I recently woke up hyperventilating and sweating profusely. After my fiancée made sure I was okay and smacked me upside the head for waking her, I realized I’d been roused from a nightmare. Now I don’t usually suffer from night terrors, but this one was particularly memorable. You may be wondering what led to this. The answer is I awoke from a nightmare where I had been asked to lead organizational change.
A recent article in Psychology Today highlighted the major pitfalls involved in change management including failed assumptions like using animal behavioral tactics to drive change as the key to success or believing that change will only come from winning over detractors. Upon reading this article, I realized that a fear of failure was causing my angst. The truth is nothing scared me more than thing—change management fails because of the power of detractors. To me, detractors represent the immovable object defeating a resistible force.
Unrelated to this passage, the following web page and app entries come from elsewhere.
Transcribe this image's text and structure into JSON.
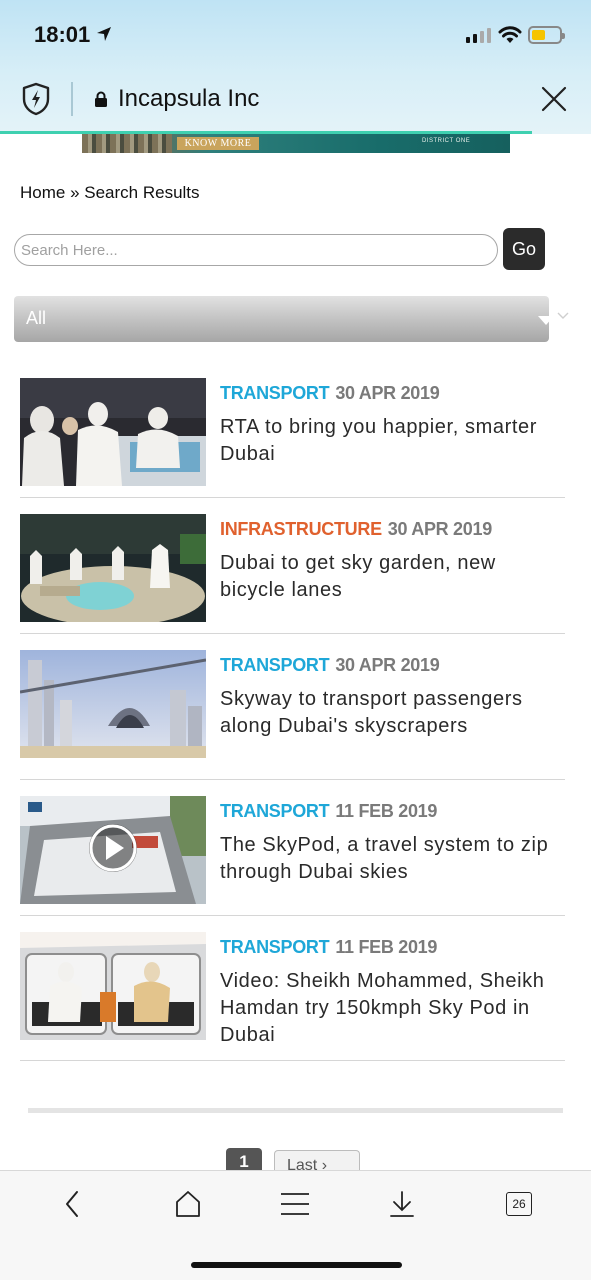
{
  "status_bar": {
    "time": "18:01"
  },
  "browser": {
    "site_name": "Incapsula Inc",
    "tabs_count": "26"
  },
  "banner": {
    "button": "KNOW MORE",
    "brand": "DISTRICT ONE"
  },
  "breadcrumb": "Home » Search Results",
  "search": {
    "placeholder": "Search Here...",
    "go_label": "Go"
  },
  "filter": {
    "selected": "All"
  },
  "colors": {
    "transport": "#1ea7d8",
    "infrastructure": "#e0612e",
    "date": "#7a7a7a"
  },
  "articles": [
    {
      "category": "TRANSPORT",
      "date": "30 APR 2019",
      "title": "RTA to bring you happier, smarter Dubai"
    },
    {
      "category": "INFRASTRUCTURE",
      "date": "30 APR 2019",
      "title": "Dubai to get sky garden, new bicycle lanes"
    },
    {
      "category": "TRANSPORT",
      "date": "30 APR 2019",
      "title": "Skyway to transport passengers along Dubai's skyscrapers"
    },
    {
      "category": "TRANSPORT",
      "date": "11 FEB 2019",
      "title": "The SkyPod, a travel system to zip through Dubai skies"
    },
    {
      "category": "TRANSPORT",
      "date": "11 FEB 2019",
      "title": "Video: Sheikh Mohammed, Sheikh Hamdan try 150kmph Sky Pod in Dubai"
    }
  ],
  "pagination": {
    "current": "1",
    "last": "Last ›"
  }
}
In my nightmare, detractors were the wolves.
Think back to any change initiative you’ve led. Like every change initiative I am certain you had early adopters, adopters, and even laggards. But I am sure you also had detractors, derailers, and resisters all functioning to reduce your engagement and break you will. I bet you never realized this but the majority of these detractors were not from outside your organization. They weren’t customers, shareholders, or competitors. The overwhelming majority of your detractors were wolves WITHIN the walls. They were your peers and colleagues. What’s worse is some of them engaged in direct resistance while others engaged in passive resistance.
Research suggests change management fails more often than not because change was resisted by those closest to the initiative. This means you (like me) need to be prepared for the wolves within walls even more than those outside the organization.
Here are three tips for making sure you can deal with wolves within the walls:
1) Keep your friends close but your enemies closer. Yes, this is the classic line from The Art of War by Sun Tzu. Its power is as strong today as when it was penned centuries ago. When thinking about organizational change this strategy is also effective. If he were schooling HR leaders headed into battle, Sun Tzu would argue that they should understand the tendencies of their peers and potential enemies. Moreover, he would use those tendencies to anticipate their attack strategies. Beyond this he would add the wisdom of Vito Corleone by advising everyone to never let anyone outside the family know what they were thinking. Change management is war and winning is about understanding your adversary.
2) Underpromise and overdeliver on the benefits of change. For years, I served as a consultant to health care systems. My favorite task was working with institutional leaders to drive change in quality of care. There is no greater challenge than building buy-in from seasoned charge nurses. Well, maybe trying to teach cultural sensitivity to surgeons but that’s a story with a hilariously-thrown shoe to be shared later. No, seriously, he threw a shoe at me for questioning his cultural awareness. Okay, back on task here, charge nurses are like the royalty of nursing. They rule the roost. The reason is they have experience and expertise. They’ve seen it all. They’ve seen change go one way and then the exact opposite direction months later. Over the years, I learned the easiest way to ensure failure in change management was by making charge nurses your adversaries. Aside from making them part of my strategy and understanding their strategies, I learned to underpromise on everything. Charge nurses have been promised the world for years. In fact, many disenfranchised employees have been promised the world for years. One easy way to ensure a fighting chance for change is to undersell as much as possible. Change must be necessary to be achieved but not every change will result in stupendous outcomes. Think of politicians. They promise result after result from change without ever achieving many of them. Don’t politick.
3) Build momentum with data. I’ve served on several change management initiatives over the years and one thing we always seem to forget is tracking our progress and celebrating our minor successes. I find that each time we so easily fell for the allure of the end goal that we sounded like Magneto warring against humans because all we wanted was mutant domination. Yes, I’m a nerdy fan boy. Having a goal is critical as my friend, Gary Latham, will attest. But failing to acknowledge where you have made strides toward your goal is a recipe for isolation and alienation. Moreover, it prevents you from sharing a winning story with your detractors. Rather than tossing the wolves a bone you help them form a hunting party. It is this alienation that also leads to passive resistance like communicating support with feigned sincerity. This lack of sincerity is perceived by others and seized upon to do you and the initiative in. Don’t succumb to the power of the end goal. Celebrate your wins and make sure everyone knows about it.
I suffer from fear of change…well, fear of change management, but with these tips I feel better prepared to fend off the wolves and succeed. What do you fear about change management? What strategies do you use to ward off the wolves within the walls? Tell us about your success in leading change.
 Kotter, J. (2002). Our Iceberg Is Melting. New York, NY: St. Martin’s Press.